The one thing that’s beginning to look a little dated, though, is Audi’s MMI telematics interface. Oh, it’s perfectly competent and not a great bother to manipulate. But compared with, say, Volvo’s Sensus system — which fairly emulates a slideand- swipe tablet screen — well, the S5’s system is starting to look a little dated.
For instance, in a Volvo, if I want to know what song is playing on a different Sirius channel, I just have to swipe down for the artist’s name and the specific tune playing. On the Audi, I have twiddle the rotary knob onto the station I want to check and, after a few seconds pause, it will display the info I am looking for. It may seem like small potatoes, but it can take an extra 20 or 30 seconds to find the exact song I want, which is about 20 or 30 seconds too long. That said, the Google Earth navigation transposed onto the Virtual Cockpit’s gauge set is way trick.
Finally a word about the styling. Audi’s latest A4 has taken some guff about bei ng too staid. For those looking for the antidote to somnolent styling, the S5 Sportback offers its swoopy roofline and bulged fenders. Although ostensibly in the “5” coupe family, the S5 is actually based on the “4” sedan, which means there’s an extra 60 millimetres in its wheelbase and this almost, but not quite, compensates for the loss of rear headroom. It’s a beautiful car, better looking in my mind’s eye than either of its Mercedes or BMW direct competitors. And, if you’re sensitive enough to care about your rear passenger’s headroom, there’s always the A4. Besides, the hatchbacked S5 has about 40- per- cent more cargo capacity under its powered liftgate.
In the end, the S5’s star attraction is its balance. That new turbocharged engine is forceful but not overbearing, the suspension taut but not jarring and the styling is fluid without gross compromise. Even its best attribute — the new turbocharged V6 — is melodious without being overpowering. Chrissie Hynde was wrong: sometimes the middle of the road is not a cul-de-sac.
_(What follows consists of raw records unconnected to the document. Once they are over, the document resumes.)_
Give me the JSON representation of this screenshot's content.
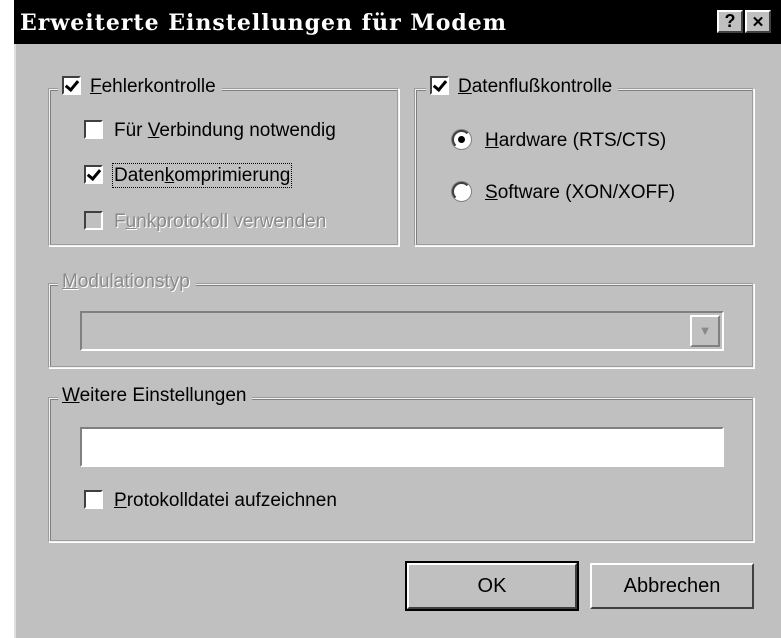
{
  "title": "Erweiterte Einstellungen für Modem",
  "title_buttons": {
    "help": "?",
    "close": "✕"
  },
  "error_control": {
    "label_prefix": "",
    "label_mnemonic": "F",
    "label_rest": "ehlerkontrolle",
    "checked": true,
    "options": [
      {
        "pre": "Für ",
        "mn": "V",
        "post": "erbindung notwendig",
        "checked": false,
        "disabled": false
      },
      {
        "pre": "Daten",
        "mn": "k",
        "post": "omprimierung",
        "checked": true,
        "disabled": false
      },
      {
        "pre": "F",
        "mn": "u",
        "post": "nkprotokoll verwenden",
        "checked": false,
        "disabled": true
      }
    ]
  },
  "flow_control": {
    "label_mnemonic": "D",
    "label_rest": "atenflußkontrolle",
    "checked": true,
    "options": [
      {
        "mn": "H",
        "post": "ardware (RTS/CTS)",
        "selected": true
      },
      {
        "mn": "S",
        "post": "oftware (XON/XOFF)",
        "selected": false
      }
    ]
  },
  "modulation": {
    "label_mnemonic": "M",
    "label_rest": "odulationstyp",
    "value": "",
    "disabled": true,
    "arrow": "▼"
  },
  "extra_settings": {
    "label_mnemonic": "W",
    "label_rest": "eitere Einstellungen",
    "value": "",
    "log_checkbox": {
      "mn": "P",
      "post": "rotokolldatei aufzeichnen",
      "checked": false
    }
  },
  "buttons": {
    "ok": "OK",
    "cancel": "Abbrechen"
  }
}
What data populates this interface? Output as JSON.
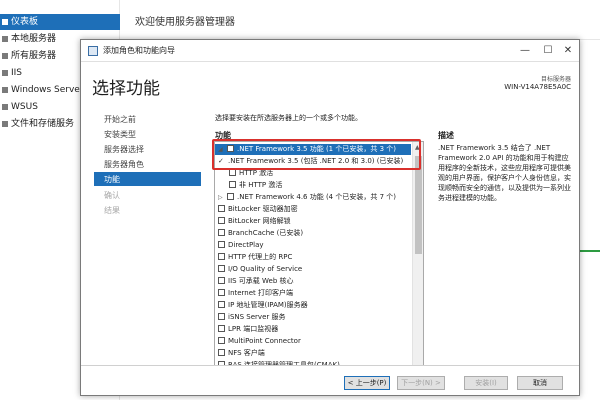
{
  "server_manager": {
    "nav_items": [
      {
        "label": "仪表板",
        "active": true
      },
      {
        "label": "本地服务器"
      },
      {
        "label": "所有服务器"
      },
      {
        "label": "IIS"
      },
      {
        "label": "Windows Server"
      },
      {
        "label": "WSUS"
      },
      {
        "label": "文件和存储服务"
      }
    ],
    "welcome": "欢迎使用服务器管理器"
  },
  "wizard": {
    "title": "添加角色和功能向导",
    "heading": "选择功能",
    "target_label": "目标服务器",
    "target_server": "WIN-V14A78E5A0C",
    "window_controls": {
      "minimize": "—",
      "maximize": "☐",
      "close": "✕"
    },
    "steps": [
      {
        "label": "开始之前"
      },
      {
        "label": "安装类型"
      },
      {
        "label": "服务器选择"
      },
      {
        "label": "服务器角色"
      },
      {
        "label": "功能",
        "active": true
      },
      {
        "label": "确认",
        "disabled": true
      },
      {
        "label": "结果",
        "disabled": true
      }
    ],
    "instructions": "选择要安装在所选服务器上的一个或多个功能。",
    "features_header": "功能",
    "description_header": "描述",
    "features": [
      {
        "label": ".NET Framework 3.5 功能 (1 个已安装，共 3 个)",
        "expand": "◢",
        "state": "partial",
        "indent": 0,
        "selected": true
      },
      {
        "label": ".NET Framework 3.5 (包括 .NET 2.0 和 3.0) (已安装)",
        "check": "✓",
        "state": "checked",
        "indent": 1
      },
      {
        "label": "HTTP 激活",
        "state": "unchecked",
        "indent": 1
      },
      {
        "label": "非 HTTP 激活",
        "state": "unchecked",
        "indent": 1
      },
      {
        "label": ".NET Framework 4.6 功能 (4 个已安装，共 7 个)",
        "expand": "▷",
        "state": "partial",
        "indent": 0
      },
      {
        "label": "BitLocker 驱动器加密",
        "state": "unchecked",
        "indent": 0
      },
      {
        "label": "BitLocker 网络解锁",
        "state": "unchecked",
        "indent": 0
      },
      {
        "label": "BranchCache (已安装)",
        "state": "checked",
        "indent": 0
      },
      {
        "label": "DirectPlay",
        "state": "unchecked",
        "indent": 0
      },
      {
        "label": "HTTP 代理上的 RPC",
        "state": "unchecked",
        "indent": 0
      },
      {
        "label": "I/O Quality of Service",
        "state": "unchecked",
        "indent": 0
      },
      {
        "label": "IIS 可承载 Web 核心",
        "state": "unchecked",
        "indent": 0
      },
      {
        "label": "Internet 打印客户端",
        "state": "unchecked",
        "indent": 0
      },
      {
        "label": "IP 地址管理(IPAM)服务器",
        "state": "unchecked",
        "indent": 0
      },
      {
        "label": "iSNS Server 服务",
        "state": "unchecked",
        "indent": 0
      },
      {
        "label": "LPR 端口监视器",
        "state": "unchecked",
        "indent": 0
      },
      {
        "label": "MultiPoint Connector",
        "state": "unchecked",
        "indent": 0
      },
      {
        "label": "NFS 客户端",
        "state": "unchecked",
        "indent": 0
      },
      {
        "label": "RAS 连接管理器管理工具包(CMAK)",
        "state": "unchecked",
        "indent": 0
      }
    ],
    "scroll": {
      "up": "▲",
      "down": "▼"
    },
    "description": ".NET Framework 3.5 结合了 .NET Framework 2.0 API 的功能和用于构建应用程序的全新技术，这些应用程序可提供美观的用户界面，保护客户个人身份信息，实现顺畅而安全的通信，以及提供为一系列业务进程建模的功能。",
    "buttons": {
      "prev": "< 上一步(P)",
      "next": "下一步(N) >",
      "install": "安装(I)",
      "cancel": "取消"
    }
  },
  "colors": {
    "accent": "#1e6fb8",
    "highlight": "#d9302c"
  }
}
The Audi S5 Sportback’s turbocharged engine is forceful but not overbearing, the suspension taut but not jarring.
The 2018 Audi S5 Sportback’s styling is fluid without gross compromise.